Liv reads Book 1 of the Odyssey, translated into prose by Samuel Butler. This is not a standard episode, it's simply a reading of the Odyssey. For regular episodes look for any that don't have "Liv Reads Homer..." in the title! This translation uses the Roman names for gods and heroes. Here's a list Greek to Roman names to help you out: Zeus = Jove/Jupiter Hera = Juno Athena = Minerva/Pallas Minerva Ares = Mars Aphrodite = Venus (Cyprian goddess); also sometimes her mother is Dione Poseidon =...
Published 09/18/20
Due to some technical difficulties, this is a re-airing of an earlier episode. There's more to Queen Dido than Virgil tells us in the Aeneid, she had a life before Aeneas came to town, if you can believe it! This mini myth covers the story of Dido's founding of Carthage outside of what is told in the Aeneid. CW/TW: far too many Greek myths involve assault. Given it's fiction, and typically involves gods and/or monsters, I'm not as deferential as I would be were I referencing the real...
Published 09/15/20
Liv reads Book 24 of the Iliad, translated into prose by Samuel Butler. This is not a standard episode, it's simply a reading of the Iliad. For regular episodes look for any that don't have "Liv Reads the..." in the title! This translation uses the Roman names for gods and heroes. Here's a list Greek to Roman names to help you out: Zeus = Jove/Jupiter Hera = Juno Athena = Minerva/Pallas Minerva Ares = Mars Aphrodite = Venus (Cyprian goddess); also sometimes her mother is Dione Poseidon =...
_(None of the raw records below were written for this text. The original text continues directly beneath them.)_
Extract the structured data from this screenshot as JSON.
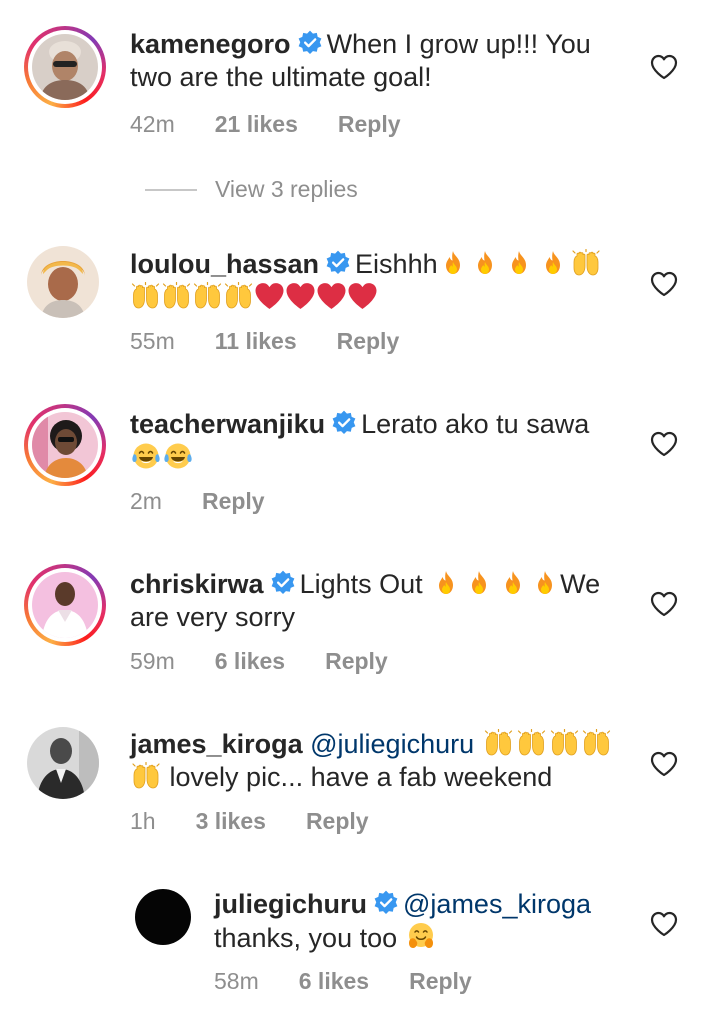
{
  "comments": [
    {
      "username": "kamenegoro",
      "verified": true,
      "text_line1": "When I grow up!!! You",
      "text_line2": "two are the ultimate goal!",
      "time": "42m",
      "likes": "21 likes",
      "reply": "Reply"
    },
    {
      "username": "loulou_hassan",
      "verified": true,
      "text_line1": "Eishhh",
      "emoji_line1": [
        "fire",
        "fire",
        "fire",
        "fire",
        "raising-hands"
      ],
      "emoji_line2": [
        "raising-hands",
        "raising-hands",
        "raising-hands",
        "raising-hands",
        "heart",
        "heart",
        "heart",
        "heart"
      ],
      "time": "55m",
      "likes": "11 likes",
      "reply": "Reply"
    },
    {
      "username": "teacherwanjiku",
      "verified": true,
      "text_line1": "Lerato ako tu sawa",
      "emoji_line2": [
        "tears-of-joy",
        "tears-of-joy"
      ],
      "time": "2m",
      "reply": "Reply"
    },
    {
      "username": "chriskirwa",
      "verified": true,
      "text_line1": "Lights Out",
      "emoji_line1": [
        "fire",
        "fire",
        "fire",
        "fire"
      ],
      "text_line1_end": "We",
      "text_line2": "are very sorry",
      "time": "59m",
      "likes": "6 likes",
      "reply": "Reply"
    },
    {
      "username": "james_kiroga",
      "verified": false,
      "mention": "@juliegichuru",
      "emoji_line1": [
        "raising-hands",
        "raising-hands",
        "raising-hands",
        "raising-hands"
      ],
      "text_line2": "lovely pic... have a fab weekend",
      "time": "1h",
      "likes": "3 likes",
      "reply": "Reply"
    },
    {
      "username": "juliegichuru",
      "verified": true,
      "mention": "@james_kiroga",
      "text_line2": "thanks, you too",
      "emoji_line2": [
        "hugging-face"
      ],
      "time": "58m",
      "likes": "6 likes",
      "reply": "Reply"
    }
  ],
  "view_replies": "View 3 replies",
  "colors": {
    "text": "#262626",
    "meta": "#8e8e8e",
    "mention": "#00376b",
    "verified": "#3897f0"
  }
}
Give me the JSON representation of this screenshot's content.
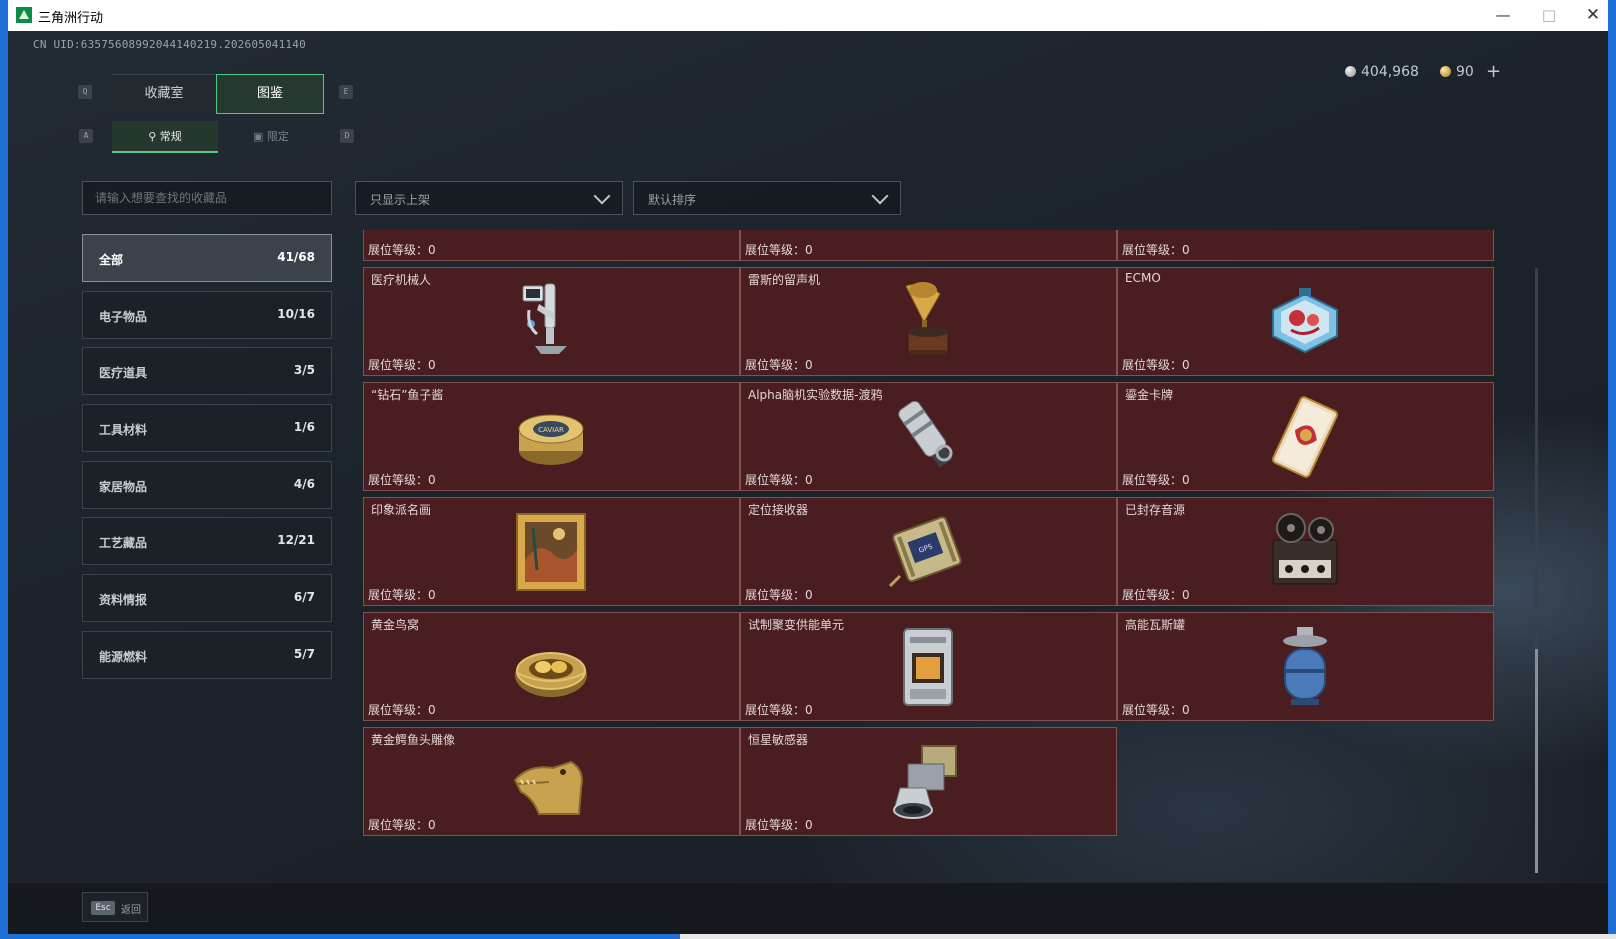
{
  "window": {
    "title": "三角洲行动"
  },
  "uid": "CN UID:635756089920441402​19.202605041140",
  "currency": {
    "silver": "404,968",
    "gold": "90",
    "plus": "+"
  },
  "keys": {
    "q": "Q",
    "e": "E",
    "a": "A",
    "d": "D"
  },
  "tabs": {
    "collection": "收藏室",
    "catalog": "图鉴"
  },
  "subtabs": {
    "normal": "常规",
    "limited": "限定"
  },
  "search": {
    "placeholder": "请输入想要查找的收藏品"
  },
  "filters": {
    "shelf": "只显示上架",
    "sort": "默认排序"
  },
  "categories": [
    {
      "name": "全部",
      "count": "41/68"
    },
    {
      "name": "电子物品",
      "count": "10/16"
    },
    {
      "name": "医疗道具",
      "count": "3/5"
    },
    {
      "name": "工具材料",
      "count": "1/6"
    },
    {
      "name": "家居物品",
      "count": "4/6"
    },
    {
      "name": "工艺藏品",
      "count": "12/21"
    },
    {
      "name": "资料情报",
      "count": "6/7"
    },
    {
      "name": "能源燃料",
      "count": "5/7"
    }
  ],
  "level_label": "展位等级：0",
  "items": [
    {
      "name": "",
      "icon": "partial-item-icon"
    },
    {
      "name": "",
      "icon": "partial-item-icon"
    },
    {
      "name": "",
      "icon": "partial-item-icon"
    },
    {
      "name": "医疗机械人",
      "icon": "medical-robot-icon"
    },
    {
      "name": "雷斯的留声机",
      "icon": "gramophone-icon"
    },
    {
      "name": "ECMO",
      "icon": "ecmo-icon"
    },
    {
      "name": "“钻石”鱼子酱",
      "icon": "caviar-icon"
    },
    {
      "name": "Alpha脑机实验数据-渡鸦",
      "icon": "data-drive-icon"
    },
    {
      "name": "鎏金卡牌",
      "icon": "gold-card-icon"
    },
    {
      "name": "印象派名画",
      "icon": "painting-icon"
    },
    {
      "name": "定位接收器",
      "icon": "gps-receiver-icon"
    },
    {
      "name": "已封存音源",
      "icon": "tape-recorder-icon"
    },
    {
      "name": "黄金鸟窝",
      "icon": "golden-nest-icon"
    },
    {
      "name": "试制聚变供能单元",
      "icon": "fusion-unit-icon"
    },
    {
      "name": "高能瓦斯罐",
      "icon": "gas-tank-icon"
    },
    {
      "name": "黄金鳄鱼头雕像",
      "icon": "croc-statue-icon"
    },
    {
      "name": "恒星敏感器",
      "icon": "star-sensor-icon"
    }
  ],
  "bottom": {
    "esc_key": "Esc",
    "back": "返回"
  },
  "colors": {
    "accent": "#4fc88a",
    "card_bg": "#4a1e21",
    "card_border": "#82504f"
  }
}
Published 09/11/20
Dido's fate is determined by Aeneas's stubbornness and the far too potent love spell of Venus... Things get sad and dark for Carthage. CW/TW: far too many Greek myths involve assault. Given it's fiction, and typically involves gods and/or monsters, I'm not as deferential as I would be were I referencing the real thing. Sources: Virgil's Aeneid, translated by Sarah Ruden; the Dido song mentioned is called My Lover's Gone. Sponsors! For 50% off your first Care/Of order go to...
Published 09/08/20
Liv reads Book 23 of the Iliad, translated into prose by Samuel Butler. This is not a standard episode, it's simply a reading of the Iliad. For regular episodes look for any that don't have "Liv Reads the..." in the title! This translation uses the Roman names for gods and heroes. Here's a list Greek to Roman names to help you out: Zeus = Jove/Jupiter Hera = Juno Athena = Minerva/Pallas Minerva Ares = Mars Aphrodite = Venus (Cyprian goddess); also sometimes her mother is Dione Poseidon =...
Published 09/04/20
This is a bonus reading of the Homeric Hymn to Hermes to accompany today's episode on Hermes. This Homeric Hymn tells the story of the birth of Hermes and all the adventures he had as a newborn baby (they were plentiful). It's sometimes attributed to Homer, but comes from a similar time period in any case. This translation is by Hugh Evelyn-White and is in the Public Domain. Attributions and licensing information for music used in the podcast can be found here:...
Published 09/01/20